[ASSIGNMENT]: Show every line from the data below that includes "Boost".

[DATA SUPPLIED]:
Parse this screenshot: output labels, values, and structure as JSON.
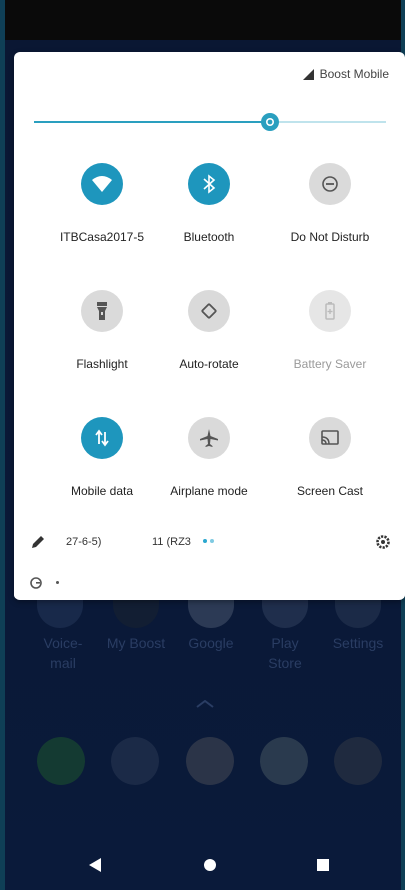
{
  "status": {
    "carrier": "Boost Mobile"
  },
  "brightness": {
    "level": 0.67
  },
  "tiles": [
    {
      "label": "ITBCasa2017-5",
      "icon": "wifi-icon",
      "state": "on"
    },
    {
      "label": "Bluetooth",
      "icon": "bluetooth-icon",
      "state": "on"
    },
    {
      "label": "Do Not Disturb",
      "icon": "do-not-disturb-icon",
      "state": "off"
    },
    {
      "label": "Flashlight",
      "icon": "flashlight-icon",
      "state": "off"
    },
    {
      "label": "Auto-rotate",
      "icon": "auto-rotate-icon",
      "state": "off"
    },
    {
      "label": "Battery Saver",
      "icon": "battery-saver-icon",
      "state": "disabled"
    },
    {
      "label": "Mobile data",
      "icon": "mobile-data-icon",
      "state": "on"
    },
    {
      "label": "Airplane mode",
      "icon": "airplane-icon",
      "state": "off"
    },
    {
      "label": "Screen Cast",
      "icon": "cast-icon",
      "state": "off"
    }
  ],
  "footer": {
    "build_left": "27-6-5)",
    "build_right": "11 (RZ3",
    "page_dots": 2
  },
  "home": {
    "apps": [
      {
        "label": "Voice-\nmail"
      },
      {
        "label": "My Boost"
      },
      {
        "label": "Google"
      },
      {
        "label": "Play\nStore"
      },
      {
        "label": "Settings"
      }
    ],
    "dock": [
      "phone-icon",
      "messages-icon",
      "chrome-icon",
      "photos-icon",
      "camera-icon"
    ]
  },
  "colors": {
    "accent": "#1e96bd",
    "tile_off": "#dadada",
    "background": "#0a1733"
  }
}
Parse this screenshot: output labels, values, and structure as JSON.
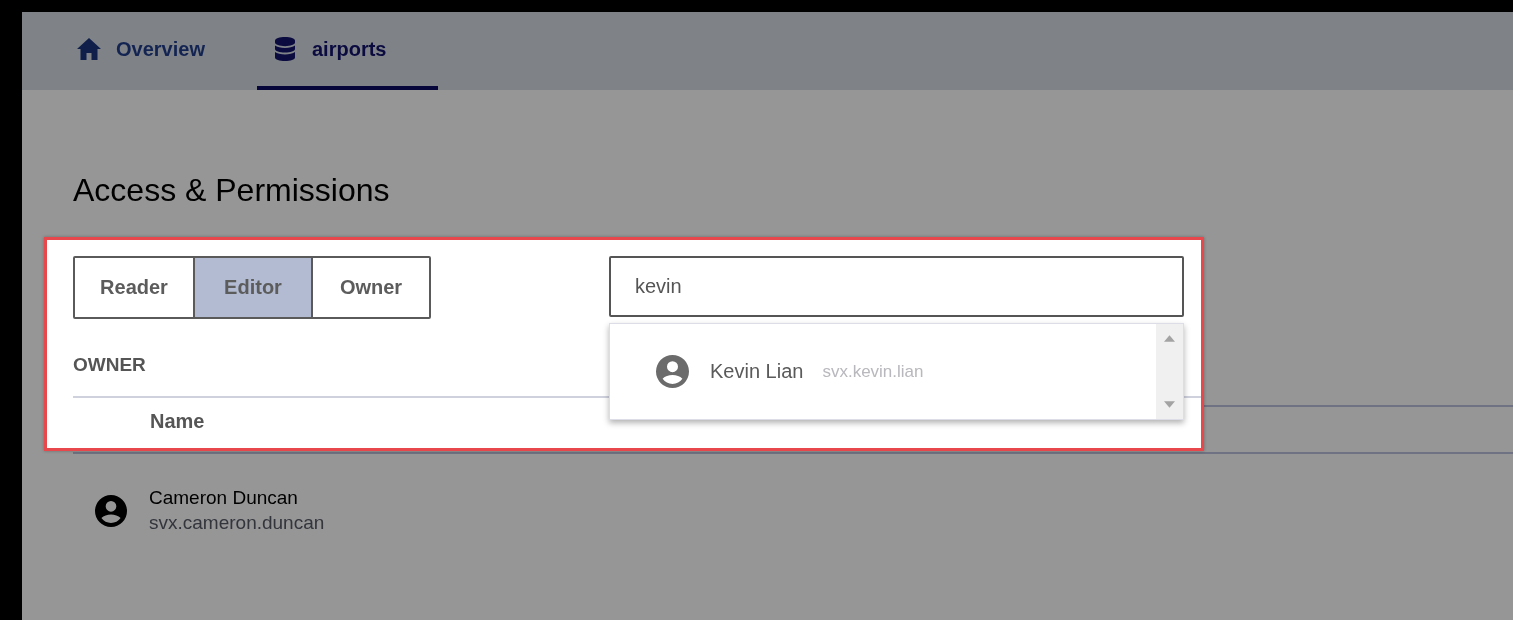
{
  "tabs": [
    {
      "label": "Overview",
      "selected": false
    },
    {
      "label": "airports",
      "selected": true
    }
  ],
  "heading": "Access & Permissions",
  "roles": [
    {
      "label": "Reader",
      "selected": false
    },
    {
      "label": "Editor",
      "selected": true
    },
    {
      "label": "Owner",
      "selected": false
    }
  ],
  "search": {
    "value": "kevin"
  },
  "suggestions": [
    {
      "name": "Kevin Lian",
      "username": "svx.kevin.lian"
    }
  ],
  "section_label": "OWNER",
  "table": {
    "columns": [
      "Name"
    ],
    "rows": [
      {
        "name": "Cameron Duncan",
        "username": "svx.cameron.duncan"
      }
    ]
  }
}
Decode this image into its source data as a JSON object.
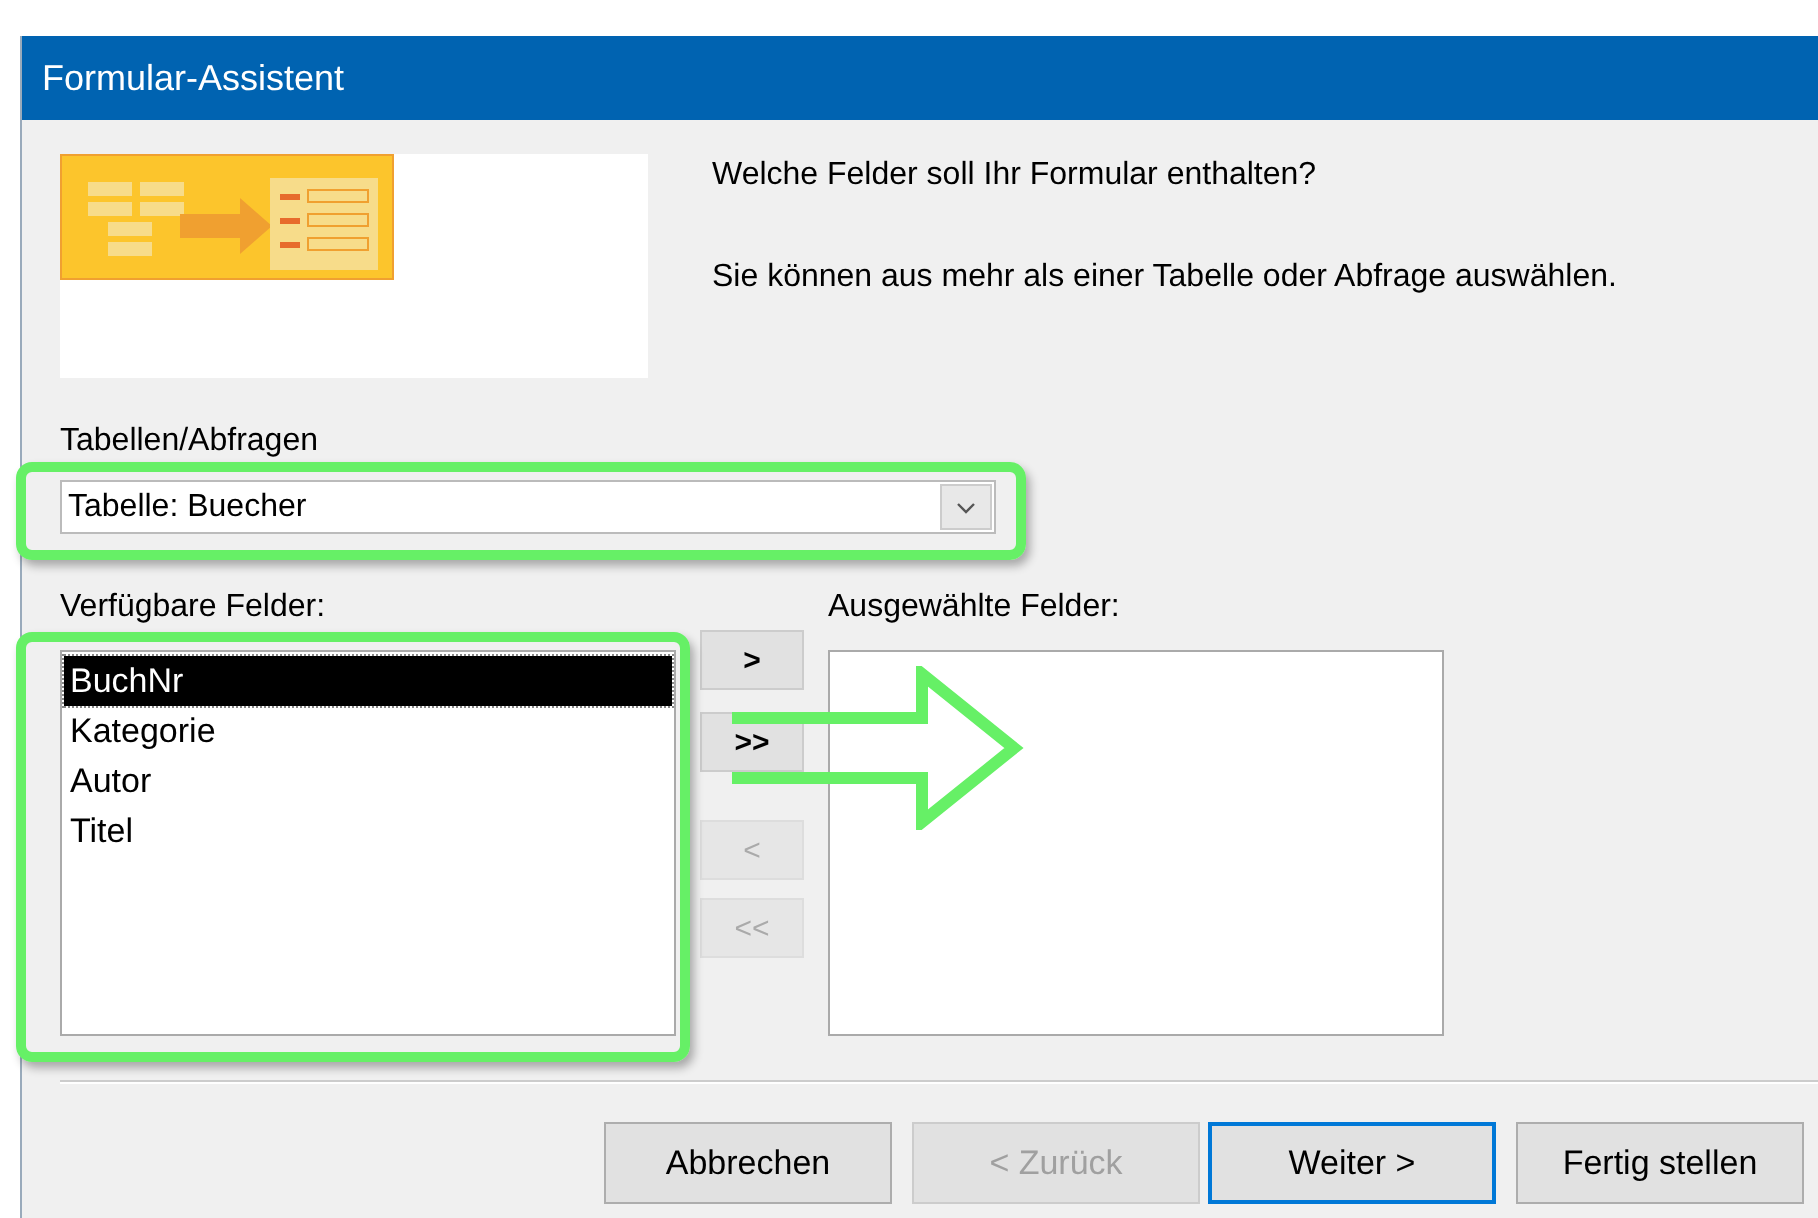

[ANSWER SPACE]:
    "carrier": "Boost Mobile"
        "label": "My Boost"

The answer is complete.